Data for processing
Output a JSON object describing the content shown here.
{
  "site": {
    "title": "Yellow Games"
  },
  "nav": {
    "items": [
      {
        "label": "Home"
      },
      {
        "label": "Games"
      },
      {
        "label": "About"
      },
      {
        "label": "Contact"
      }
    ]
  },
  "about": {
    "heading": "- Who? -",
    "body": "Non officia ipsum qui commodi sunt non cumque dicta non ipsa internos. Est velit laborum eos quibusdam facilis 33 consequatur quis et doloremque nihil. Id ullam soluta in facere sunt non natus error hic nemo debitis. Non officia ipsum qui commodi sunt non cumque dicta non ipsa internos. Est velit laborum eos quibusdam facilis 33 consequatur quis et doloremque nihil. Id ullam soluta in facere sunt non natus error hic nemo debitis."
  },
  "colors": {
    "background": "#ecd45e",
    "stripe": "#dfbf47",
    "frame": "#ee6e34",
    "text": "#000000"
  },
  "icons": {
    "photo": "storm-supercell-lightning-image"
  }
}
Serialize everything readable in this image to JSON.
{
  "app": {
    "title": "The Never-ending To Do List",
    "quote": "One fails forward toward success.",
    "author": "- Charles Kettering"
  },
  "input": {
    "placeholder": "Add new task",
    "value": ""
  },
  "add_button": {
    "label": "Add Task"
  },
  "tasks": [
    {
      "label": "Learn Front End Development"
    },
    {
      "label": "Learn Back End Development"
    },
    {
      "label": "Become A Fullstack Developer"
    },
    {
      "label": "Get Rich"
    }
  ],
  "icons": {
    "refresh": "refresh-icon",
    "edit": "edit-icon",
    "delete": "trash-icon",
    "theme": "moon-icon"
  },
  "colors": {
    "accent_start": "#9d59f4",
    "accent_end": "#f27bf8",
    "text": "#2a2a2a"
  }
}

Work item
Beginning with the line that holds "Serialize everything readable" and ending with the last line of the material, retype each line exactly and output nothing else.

Response
Serialize everything readable in this image to JSON.
{
  "app": {
    "title": "The Never-ending To Do List",
    "quote": "One fails forward toward success.",
    "author": "- Charles Kettering"
  },
  "input": {
    "placeholder": "Add new task",
    "value": ""
  },
  "add_button": {
    "label": "Add Task"
  },
  "tasks": [
    {
      "label": "Learn Front End Development"
    },
    {
      "label": "Learn Back End Development"
    },
    {
      "label": "Become A Fullstack Developer"
    },
    {
      "label": "Get Rich"
    }
  ],
  "icons": {
    "refresh": "refresh-icon",
    "edit": "edit-icon",
    "delete": "trash-icon",
    "theme": "moon-icon"
  },
  "colors": {
    "accent_start": "#9d59f4",
    "accent_end": "#f27bf8",
    "text": "#2a2a2a"
  }
}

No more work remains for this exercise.